***** Supplied information *****

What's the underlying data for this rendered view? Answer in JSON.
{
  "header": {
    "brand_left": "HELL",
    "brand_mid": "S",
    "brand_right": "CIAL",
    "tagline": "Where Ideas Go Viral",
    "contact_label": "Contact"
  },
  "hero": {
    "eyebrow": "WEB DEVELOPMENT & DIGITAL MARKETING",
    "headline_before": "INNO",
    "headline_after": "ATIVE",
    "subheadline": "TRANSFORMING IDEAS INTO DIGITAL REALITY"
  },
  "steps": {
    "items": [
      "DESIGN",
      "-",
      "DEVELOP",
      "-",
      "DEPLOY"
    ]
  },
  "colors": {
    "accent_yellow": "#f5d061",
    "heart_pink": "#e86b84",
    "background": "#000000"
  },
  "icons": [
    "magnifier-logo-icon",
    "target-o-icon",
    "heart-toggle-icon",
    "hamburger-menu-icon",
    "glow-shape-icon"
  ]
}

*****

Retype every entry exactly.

What's the underlying data for this rendered view? Answer in JSON.
{
  "header": {
    "brand_left": "HELL",
    "brand_mid": "S",
    "brand_right": "CIAL",
    "tagline": "Where Ideas Go Viral",
    "contact_label": "Contact"
  },
  "hero": {
    "eyebrow": "WEB DEVELOPMENT & DIGITAL MARKETING",
    "headline_before": "INNO",
    "headline_after": "ATIVE",
    "subheadline": "TRANSFORMING IDEAS INTO DIGITAL REALITY"
  },
  "steps": {
    "items": [
      "DESIGN",
      "-",
      "DEVELOP",
      "-",
      "DEPLOY"
    ]
  },
  "colors": {
    "accent_yellow": "#f5d061",
    "heart_pink": "#e86b84",
    "background": "#000000"
  },
  "icons": [
    "magnifier-logo-icon",
    "target-o-icon",
    "heart-toggle-icon",
    "hamburger-menu-icon",
    "glow-shape-icon"
  ]
}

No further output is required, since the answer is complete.